bcajack2 {bcaboot} R Documentation

## Nonparametric bias-corrected and accelerated bootstrap confidence limits

### Description

This function is a version of bcajack that allows all the recomputations of the original statistic function f to be carried out separately. This is an advantage if f is time-consuming, in which case the B replications for the nonparametric bca calculations might need to be done on a distributed basis.

To use bcajack2 in this mode, we first compute a list Blist via Blist <- list(Y = Y, tt = tt, t0 = t0). Here tt is a vector of length B having i-th entry tt[i] <- func(x[Ii,], ...), where x is the n \times p data matrix and Ii is a bootstrap vector of (observation) indices. Y is a B by n count matrix, whose i-th row is the counts corresponding to Ii. For example if n = 5 and ⁠Ii = (2, 5, 2, 1, 4)⁠, then ⁠Yi = (1, 2, 0, 1, 1)⁠. Having computed Blist, bcajack2 is invoked as bcajack2(Blist) without need to enter the function func.

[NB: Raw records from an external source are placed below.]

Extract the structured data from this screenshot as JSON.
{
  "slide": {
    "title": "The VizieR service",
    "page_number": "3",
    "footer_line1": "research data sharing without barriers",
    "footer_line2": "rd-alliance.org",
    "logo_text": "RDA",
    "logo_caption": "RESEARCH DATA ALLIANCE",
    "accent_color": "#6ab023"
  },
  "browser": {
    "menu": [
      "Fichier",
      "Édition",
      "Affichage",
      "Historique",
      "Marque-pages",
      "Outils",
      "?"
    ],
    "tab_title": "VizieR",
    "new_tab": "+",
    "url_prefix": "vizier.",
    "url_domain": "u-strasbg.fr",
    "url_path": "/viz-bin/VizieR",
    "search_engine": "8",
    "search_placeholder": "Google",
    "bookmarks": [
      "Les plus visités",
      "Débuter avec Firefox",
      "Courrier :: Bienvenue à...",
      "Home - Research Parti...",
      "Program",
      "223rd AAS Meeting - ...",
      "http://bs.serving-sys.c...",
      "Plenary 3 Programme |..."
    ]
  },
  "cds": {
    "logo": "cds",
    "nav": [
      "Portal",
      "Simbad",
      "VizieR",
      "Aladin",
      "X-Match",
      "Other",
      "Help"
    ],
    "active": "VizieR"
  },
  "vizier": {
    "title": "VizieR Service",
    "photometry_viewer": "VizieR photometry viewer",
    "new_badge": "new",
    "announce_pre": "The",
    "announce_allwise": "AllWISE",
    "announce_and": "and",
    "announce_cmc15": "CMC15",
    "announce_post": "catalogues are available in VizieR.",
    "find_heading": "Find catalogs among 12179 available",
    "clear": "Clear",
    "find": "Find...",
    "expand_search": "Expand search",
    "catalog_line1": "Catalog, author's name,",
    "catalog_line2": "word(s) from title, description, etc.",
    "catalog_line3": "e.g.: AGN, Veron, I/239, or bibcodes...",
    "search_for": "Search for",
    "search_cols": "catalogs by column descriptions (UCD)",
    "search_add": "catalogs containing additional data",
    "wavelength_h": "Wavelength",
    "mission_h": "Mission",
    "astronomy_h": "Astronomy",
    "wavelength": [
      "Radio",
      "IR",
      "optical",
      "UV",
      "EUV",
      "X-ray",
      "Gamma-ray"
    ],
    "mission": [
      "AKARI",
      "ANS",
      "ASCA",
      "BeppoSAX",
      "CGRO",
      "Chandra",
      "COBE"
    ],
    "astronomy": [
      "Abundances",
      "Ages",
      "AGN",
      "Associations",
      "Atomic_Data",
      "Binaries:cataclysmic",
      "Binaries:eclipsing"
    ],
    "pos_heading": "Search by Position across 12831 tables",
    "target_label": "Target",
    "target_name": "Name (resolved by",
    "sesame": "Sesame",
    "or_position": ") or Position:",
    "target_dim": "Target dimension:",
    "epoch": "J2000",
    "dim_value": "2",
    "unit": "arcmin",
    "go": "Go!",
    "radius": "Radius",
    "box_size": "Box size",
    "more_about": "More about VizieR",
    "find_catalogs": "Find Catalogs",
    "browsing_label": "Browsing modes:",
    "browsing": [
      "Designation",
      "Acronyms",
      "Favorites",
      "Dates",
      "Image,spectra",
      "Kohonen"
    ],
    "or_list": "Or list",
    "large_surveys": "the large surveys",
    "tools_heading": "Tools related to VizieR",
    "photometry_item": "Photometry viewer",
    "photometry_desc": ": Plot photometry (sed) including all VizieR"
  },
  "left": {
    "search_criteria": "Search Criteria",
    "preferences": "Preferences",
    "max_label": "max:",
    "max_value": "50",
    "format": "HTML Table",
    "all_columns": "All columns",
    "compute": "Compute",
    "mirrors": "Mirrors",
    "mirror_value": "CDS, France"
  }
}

### Usage

bcajack2(
x,
B,
func,
...,
m = nrow(x),
mr,
pct = 0.333,
K = 2,
J = 12,
alpha = c(0.025, 0.05, 0.1, 0.16),
verbose = TRUE
)


### Arguments

 x an n \times p data matrix, rows are observed p-vectors, assumed to be independently sampled from target population. If p is 1 then x can be a vector. B number of bootstrap replications. B can also be a vector of B bootstrap replications of the estimated parameter of interest, computed separately. If B is Blist as explained above, x is not needed. func function \hat{\theta}=func(x) computing estimate of the parameter of interest; func(x) should return a real value for any n^\prime \times p matrix x^\prime, n^\prime not necessarily equal to n ... additional arguments for func. m an integer less than or equal to n; the routine collects the n rows of x into m groups to speed up the jackknife calculations for estimating the acceleration value a; typically m is 20 or 40 and does not have to exactly divide n. However, warnings will be shown. mr if m < n then mr repetions of the randomly grouped jackknife calculations are averaged. pct bcajack2 uses those count vectors nearest (1,1,...1) to estimate the gradient of the statistic, "nearest" being defined as those count vectors in the smallest pct of all B of them. Default value for 'pct is 1/3 (see appendix in Efron and Narasimhan for further details) K a non-negative integer. If K > 0, bcajack also returns estimates of internal standard error, that is, of the variability due to stopping at B bootstrap replications rather than going on to infinity. These are obtained from a second type of jackknifing, taking an average of K separate jackknife estimates, each randomly splitting the B bootstrap replications into J groups. J the number of groups into which the bootstrap replications are split alpha percentiles desired for the bca confidence limits. One only needs to provide alpha values below 0.5; the upper limits are automatically computed verbose logical for verbose progress messages

### Value

a named list of several items

• lims : first column shows the estimated bca confidence limits at the requested alpha percentiles. These can be compared with the standard limits \hat{\theta} + \hat{\sigma}z_{\alpha}, third column. The second column jacksd gives the internal standard errors for the bca limits, quite small in the example. Column 4, pct, gives the percentiles of the ordered B bootstrap replications corresponding to the bca limits, eg the 897th largest replication equalling the .975 bca limit .557.

• stats : top line of stats shows 5 estimates: theta is func(x), original point estimate of the parameter of interest; sdboot is its bootstrap estimate of standard error; z0 is the bca bias correction value, in this case quite negative; a is the acceleration, a component of the bca limits (nearly zero here); sdjack is the jackknife estimate of standard error for theta. Bottom line gives the internal standard errors for the five quantities above. This is substantial for z0 above.

• B.mean : bootstrap sample size B, and the mean of the B bootstrap replications \hat{\theta^*}

• ustats : The bias-corrected estimator 2 * t0 - mean(tt), and an estimate sdu of its sampling error

• seed : The random number state for reproducibility

### Examples

data(diabetes, package = "bcaboot")
Xy <- cbind(diabetes$x, diabetes$y)
rfun <- function(Xy) {
y <- Xy[, 11]
X <- Xy[, 1:10]